Major, established artists—like Nicki Minaj, Eminem, Rick Ross, Wale, and more—are also using Audiomack to tap into the platform’s youthful, influential fanbase and build buzz. Minaj recently took to the service to test out some new material, keeping fans fed between albums with a number of freestyles and remixes.

Why did Minaj employ Audiomack’s platform for early-release research?

An easy explanation is that Audiomack hosts a crowd that is extremely up-to-date on trends and the latest releases, while actively engaging with test material to supply valuable feedback.  According to the company, Audiomack’s audience is not only glued to the site, but it’s younger than the average user on other streaming platforms. Case in point: Audiomack’s Android app has the highest sessions per month (per user) of any major music app, and nearly 90% of its audience is under 34.

Of course, that’s an extremely valuable crowd to attract, both for the music industry and brands that want to tap into younger music audiences.  According to Audiomack’s co-founder and CEO, Dave Macli, amassing that target was a goal from the beginning.

“Audiomack was built to make music discovery more accessible for both artists and listeners,” Macli told us.  “Unlike other services that charge artists, we sought to even the playing field for all artists by making our tools, reporting, and promotion 100% free.”

The zero-hurdle approach maximizes engagement, with Audiomack’s music focus making it more impactful than broader services like YouTube.

Up-and-coming rappers aren’t competing with cat videos and lipstick tutorials, and this isn’t a generalist audience by any stretch. Instead, it’s a music-obsessed crowd that is starting to pick music winners.

Macli also points to a direct connection between artists and fans that doesn’t exist on platforms like Spotify, which rely on one-way distribution through intermediaries. By contrast, the ability to upload directly to the platform allows artists to release their music as quickly as possible, maintain complete ownership over their profiles, and bolster their fan-artist relationships.  In turn, listeners enjoy hands-on involvement in the releases of their favorite artists.
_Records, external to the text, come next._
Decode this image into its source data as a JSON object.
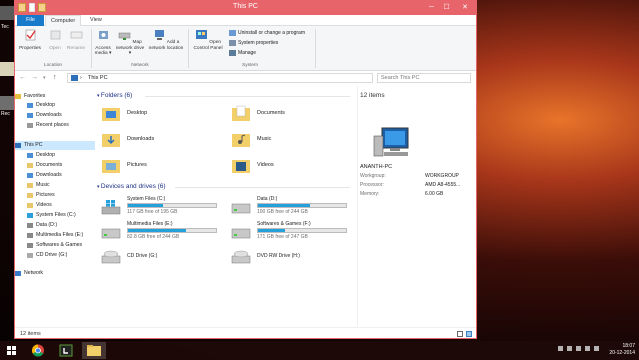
{
  "window": {
    "title": "This PC",
    "min": "─",
    "max": "☐",
    "close": "✕"
  },
  "tabs": [
    "File",
    "Computer",
    "View"
  ],
  "ribbon": {
    "location": {
      "label": "Location",
      "buttons": [
        "Properties",
        "Open",
        "Rename"
      ]
    },
    "network": {
      "label": "Network",
      "buttons": [
        "Access media ▾",
        "Map network drive ▾",
        "Add a network location"
      ]
    },
    "system": {
      "label": "System",
      "open_cp": "Open Control Panel",
      "small": [
        "Uninstall or change a program",
        "System properties",
        "Manage"
      ]
    }
  },
  "address": {
    "path": "This PC",
    "sep": "›",
    "search_placeholder": "Search This PC"
  },
  "nav": {
    "favorites": "Favorites",
    "fav_items": [
      "Desktop",
      "Downloads",
      "Recent places"
    ],
    "this_pc": "This PC",
    "pc_items": [
      "Desktop",
      "Documents",
      "Downloads",
      "Music",
      "Pictures",
      "Videos",
      "System Files (C:)",
      "Data (D:)",
      "Multimedia Files (E:)",
      "Softwares & Games",
      "CD Drive (G:)"
    ],
    "network": "Network"
  },
  "content": {
    "folders_header": "Folders (6)",
    "folders": [
      "Desktop",
      "Documents",
      "Downloads",
      "Music",
      "Pictures",
      "Videos"
    ],
    "drives_header": "Devices and drives (6)",
    "drives": [
      {
        "name": "System Files (C:)",
        "free": "117 GB free of 195 GB",
        "used_fraction": 0.4
      },
      {
        "name": "Data (D:)",
        "free": "100 GB free of 244 GB",
        "used_fraction": 0.59
      },
      {
        "name": "Multimedia Files (E:)",
        "free": "82.8 GB free of 244 GB",
        "used_fraction": 0.66
      },
      {
        "name": "Softwares & Games (F:)",
        "free": "171 GB free of 247 GB",
        "used_fraction": 0.31
      },
      {
        "name": "CD Drive (G:)"
      },
      {
        "name": "DVD RW Drive (H:)"
      }
    ]
  },
  "details": {
    "count": "12 items",
    "pc_name": "ANANTH-PC",
    "workgroup_label": "Workgroup:",
    "workgroup": "WORKGROUP",
    "processor_label": "Processor:",
    "processor": "AMD A8-4555...",
    "memory_label": "Memory:",
    "memory": "6.00 GB"
  },
  "status": {
    "count": "12 items"
  },
  "taskbar": {
    "time": "18:07",
    "date": "20-12-2014"
  },
  "colors": {
    "title_accent": "#e6646a",
    "file_tab": "#1979ca",
    "drive_fill": "#26a0da",
    "nav_selected": "#cce8ff"
  }
}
“It’s important to have the artist on the platform directly,” Macli says. “If they need to upload, change, or respond to comments, they should be able to do that. The future of music streaming platforms is a one-to-one connection — artists directly interacting with their fans.”

Removing barriers may ultimately become integral to breaking new talent in an organic fashion, an unexpected downside of heavier paywalling. Take Lil Nas X’s single “Old Town Road,” which started with a creative teenager and became a record-breaking phenomenon through low-cost experimentation, perfect timing, and the ability to upload directly.

Spotify is introducing more tools for artists, but primarily, that sort of artist control is happening on free-access platforms, where the Lil Nas Xs, the XXXTENTACIONs, and the Chance The Rappers of the world get their start. There’s no distribution middleman, playlist curator, or one-way street, which opens the door to all sorts of experimental ideas and fresh talent.

Audiomack is now part of the growing data pile scoured by A&Rs across innumerable labels and publishers.

Columbia, a Sony Music Entertainment label, recently inked a deal with rapper Polo G, based largely on his trending surge on free platforms like Audiomack.

Other examples of artists who first percolated on Audiomack include Young Thug (Atlantic), Migos (Capitol), Fetty Wap (300), A Boogie wit da Hoodie (Atlantic), 21 Savage (Epic), Juice WRLD (Interscope), Chance the Rapper, YoungBoy Never Broke Again (Atlantic), Lil Baby (Capitol), Gunna (300), Moneybagg Yo (Interscope), Young M.A, Calboy (RCA), Lil Tjay (Columbia), Kevin Gates (Atlantic), YNW Melly (300), Lil Tecca (Republic), JayDaYoungan (Atlantic), and more.

As for the list of up-and-coming rappers about to break — you should probably contact Audiomack about their dataset.